--- ABOUT THIS EXERCISE ---
Repeat exactly each line of the data provided below.

Excerpts from a dataset:
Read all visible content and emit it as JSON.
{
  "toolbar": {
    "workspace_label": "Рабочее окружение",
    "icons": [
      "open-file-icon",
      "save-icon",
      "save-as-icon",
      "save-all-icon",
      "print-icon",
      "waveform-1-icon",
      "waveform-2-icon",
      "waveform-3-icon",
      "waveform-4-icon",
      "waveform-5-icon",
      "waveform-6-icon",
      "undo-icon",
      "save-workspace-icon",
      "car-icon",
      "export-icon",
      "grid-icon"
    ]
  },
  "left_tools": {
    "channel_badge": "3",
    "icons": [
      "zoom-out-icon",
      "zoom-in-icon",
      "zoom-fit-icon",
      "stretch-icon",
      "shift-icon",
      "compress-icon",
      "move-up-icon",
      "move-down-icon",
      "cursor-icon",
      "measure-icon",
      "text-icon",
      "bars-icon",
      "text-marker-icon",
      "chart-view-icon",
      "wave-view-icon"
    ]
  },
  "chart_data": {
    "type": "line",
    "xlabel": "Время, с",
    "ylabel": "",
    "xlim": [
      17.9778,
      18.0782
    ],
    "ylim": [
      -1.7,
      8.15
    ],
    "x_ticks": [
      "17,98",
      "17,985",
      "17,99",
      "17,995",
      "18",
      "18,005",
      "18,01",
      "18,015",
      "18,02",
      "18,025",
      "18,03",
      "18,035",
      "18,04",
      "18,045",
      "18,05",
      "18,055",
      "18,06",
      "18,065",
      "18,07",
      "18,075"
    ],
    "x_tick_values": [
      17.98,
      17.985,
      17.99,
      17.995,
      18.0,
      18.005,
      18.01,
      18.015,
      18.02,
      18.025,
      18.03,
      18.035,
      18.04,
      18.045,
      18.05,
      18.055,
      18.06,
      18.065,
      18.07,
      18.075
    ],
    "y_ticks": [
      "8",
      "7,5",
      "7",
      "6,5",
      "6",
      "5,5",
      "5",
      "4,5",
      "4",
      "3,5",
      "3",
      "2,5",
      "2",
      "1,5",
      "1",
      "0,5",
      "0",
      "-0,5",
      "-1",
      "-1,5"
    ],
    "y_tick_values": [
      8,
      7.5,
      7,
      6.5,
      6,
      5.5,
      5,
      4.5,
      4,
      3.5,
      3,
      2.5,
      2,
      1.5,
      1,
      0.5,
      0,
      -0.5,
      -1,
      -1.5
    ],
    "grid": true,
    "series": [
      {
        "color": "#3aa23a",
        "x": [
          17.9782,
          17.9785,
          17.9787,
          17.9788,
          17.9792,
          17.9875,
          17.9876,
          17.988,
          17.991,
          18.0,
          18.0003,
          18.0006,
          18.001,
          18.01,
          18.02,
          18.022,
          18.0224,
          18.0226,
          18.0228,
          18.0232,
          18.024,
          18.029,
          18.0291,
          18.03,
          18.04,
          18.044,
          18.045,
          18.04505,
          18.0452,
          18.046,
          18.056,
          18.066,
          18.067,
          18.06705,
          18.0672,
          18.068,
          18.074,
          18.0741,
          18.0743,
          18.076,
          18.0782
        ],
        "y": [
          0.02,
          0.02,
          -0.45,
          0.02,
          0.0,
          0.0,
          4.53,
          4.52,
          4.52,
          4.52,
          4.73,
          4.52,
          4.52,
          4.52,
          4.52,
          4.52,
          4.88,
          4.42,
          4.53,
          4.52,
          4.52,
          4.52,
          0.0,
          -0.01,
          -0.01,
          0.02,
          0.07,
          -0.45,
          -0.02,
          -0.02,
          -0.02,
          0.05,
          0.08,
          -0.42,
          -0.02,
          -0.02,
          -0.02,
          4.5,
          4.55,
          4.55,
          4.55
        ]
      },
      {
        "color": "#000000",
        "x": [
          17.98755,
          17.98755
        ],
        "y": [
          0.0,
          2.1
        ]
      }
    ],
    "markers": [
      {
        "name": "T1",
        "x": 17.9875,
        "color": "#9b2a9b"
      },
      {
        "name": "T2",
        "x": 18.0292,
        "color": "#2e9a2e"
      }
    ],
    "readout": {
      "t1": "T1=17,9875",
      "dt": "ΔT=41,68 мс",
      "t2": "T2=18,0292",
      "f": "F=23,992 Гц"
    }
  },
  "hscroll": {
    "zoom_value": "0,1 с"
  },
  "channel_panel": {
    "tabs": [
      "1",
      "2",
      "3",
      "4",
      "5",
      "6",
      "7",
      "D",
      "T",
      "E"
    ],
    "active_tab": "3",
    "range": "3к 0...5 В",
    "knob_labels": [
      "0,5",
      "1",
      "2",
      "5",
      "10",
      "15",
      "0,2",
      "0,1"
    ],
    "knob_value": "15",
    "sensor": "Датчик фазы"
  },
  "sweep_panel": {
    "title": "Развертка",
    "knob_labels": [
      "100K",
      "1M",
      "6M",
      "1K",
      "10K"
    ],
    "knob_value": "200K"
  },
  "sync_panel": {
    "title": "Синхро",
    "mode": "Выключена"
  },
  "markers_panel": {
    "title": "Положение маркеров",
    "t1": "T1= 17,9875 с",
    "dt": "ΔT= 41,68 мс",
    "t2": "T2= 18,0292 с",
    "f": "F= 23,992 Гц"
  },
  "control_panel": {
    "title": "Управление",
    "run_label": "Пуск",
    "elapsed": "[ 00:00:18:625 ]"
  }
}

--- RESULT FOR THIS EXERCISE ---
Read all visible content and emit it as JSON.
{
  "toolbar": {
    "workspace_label": "Рабочее окружение",
    "icons": [
      "open-file-icon",
      "save-icon",
      "save-as-icon",
      "save-all-icon",
      "print-icon",
      "waveform-1-icon",
      "waveform-2-icon",
      "waveform-3-icon",
      "waveform-4-icon",
      "waveform-5-icon",
      "waveform-6-icon",
      "undo-icon",
      "save-workspace-icon",
      "car-icon",
      "export-icon",
      "grid-icon"
    ]
  },
  "left_tools": {
    "channel_badge": "3",
    "icons": [
      "zoom-out-icon",
      "zoom-in-icon",
      "zoom-fit-icon",
      "stretch-icon",
      "shift-icon",
      "compress-icon",
      "move-up-icon",
      "move-down-icon",
      "cursor-icon",
      "measure-icon",
      "text-icon",
      "bars-icon",
      "text-marker-icon",
      "chart-view-icon",
      "wave-view-icon"
    ]
  },
  "chart_data": {
    "type": "line",
    "xlabel": "Время, с",
    "ylabel": "",
    "xlim": [
      17.9778,
      18.0782
    ],
    "ylim": [
      -1.7,
      8.15
    ],
    "x_ticks": [
      "17,98",
      "17,985",
      "17,99",
      "17,995",
      "18",
      "18,005",
      "18,01",
      "18,015",
      "18,02",
      "18,025",
      "18,03",
      "18,035",
      "18,04",
      "18,045",
      "18,05",
      "18,055",
      "18,06",
      "18,065",
      "18,07",
      "18,075"
    ],
    "x_tick_values": [
      17.98,
      17.985,
      17.99,
      17.995,
      18.0,
      18.005,
      18.01,
      18.015,
      18.02,
      18.025,
      18.03,
      18.035,
      18.04,
      18.045,
      18.05,
      18.055,
      18.06,
      18.065,
      18.07,
      18.075
    ],
    "y_ticks": [
      "8",
      "7,5",
      "7",
      "6,5",
      "6",
      "5,5",
      "5",
      "4,5",
      "4",
      "3,5",
      "3",
      "2,5",
      "2",
      "1,5",
      "1",
      "0,5",
      "0",
      "-0,5",
      "-1",
      "-1,5"
    ],
    "y_tick_values": [
      8,
      7.5,
      7,
      6.5,
      6,
      5.5,
      5,
      4.5,
      4,
      3.5,
      3,
      2.5,
      2,
      1.5,
      1,
      0.5,
      0,
      -0.5,
      -1,
      -1.5
    ],
    "grid": true,
    "series": [
      {
        "color": "#3aa23a",
        "x": [
          17.9782,
          17.9785,
          17.9787,
          17.9788,
          17.9792,
          17.9875,
          17.9876,
          17.988,
          17.991,
          18.0,
          18.0003,
          18.0006,
          18.001,
          18.01,
          18.02,
          18.022,
          18.0224,
          18.0226,
          18.0228,
          18.0232,
          18.024,
          18.029,
          18.0291,
          18.03,
          18.04,
          18.044,
          18.045,
          18.04505,
          18.0452,
          18.046,
          18.056,
          18.066,
          18.067,
          18.06705,
          18.0672,
          18.068,
          18.074,
          18.0741,
          18.0743,
          18.076,
          18.0782
        ],
        "y": [
          0.02,
          0.02,
          -0.45,
          0.02,
          0.0,
          0.0,
          4.53,
          4.52,
          4.52,
          4.52,
          4.73,
          4.52,
          4.52,
          4.52,
          4.52,
          4.52,
          4.88,
          4.42,
          4.53,
          4.52,
          4.52,
          4.52,
          0.0,
          -0.01,
          -0.01,
          0.02,
          0.07,
          -0.45,
          -0.02,
          -0.02,
          -0.02,
          0.05,
          0.08,
          -0.42,
          -0.02,
          -0.02,
          -0.02,
          4.5,
          4.55,
          4.55,
          4.55
        ]
      },
      {
        "color": "#000000",
        "x": [
          17.98755,
          17.98755
        ],
        "y": [
          0.0,
          2.1
        ]
      }
    ],
    "markers": [
      {
        "name": "T1",
        "x": 17.9875,
        "color": "#9b2a9b"
      },
      {
        "name": "T2",
        "x": 18.0292,
        "color": "#2e9a2e"
      }
    ],
    "readout": {
      "t1": "T1=17,9875",
      "dt": "ΔT=41,68 мс",
      "t2": "T2=18,0292",
      "f": "F=23,992 Гц"
    }
  },
  "hscroll": {
    "zoom_value": "0,1 с"
  },
  "channel_panel": {
    "tabs": [
      "1",
      "2",
      "3",
      "4",
      "5",
      "6",
      "7",
      "D",
      "T",
      "E"
    ],
    "active_tab": "3",
    "range": "3к 0...5 В",
    "knob_labels": [
      "0,5",
      "1",
      "2",
      "5",
      "10",
      "15",
      "0,2",
      "0,1"
    ],
    "knob_value": "15",
    "sensor": "Датчик фазы"
  },
  "sweep_panel": {
    "title": "Развертка",
    "knob_labels": [
      "100K",
      "1M",
      "6M",
      "1K",
      "10K"
    ],
    "knob_value": "200K"
  },
  "sync_panel": {
    "title": "Синхро",
    "mode": "Выключена"
  },
  "markers_panel": {
    "title": "Положение маркеров",
    "t1": "T1= 17,9875 с",
    "dt": "ΔT= 41,68 мс",
    "t2": "T2= 18,0292 с",
    "f": "F= 23,992 Гц"
  },
  "control_panel": {
    "title": "Управление",
    "run_label": "Пуск",
    "elapsed": "[ 00:00:18:625 ]"
  }
}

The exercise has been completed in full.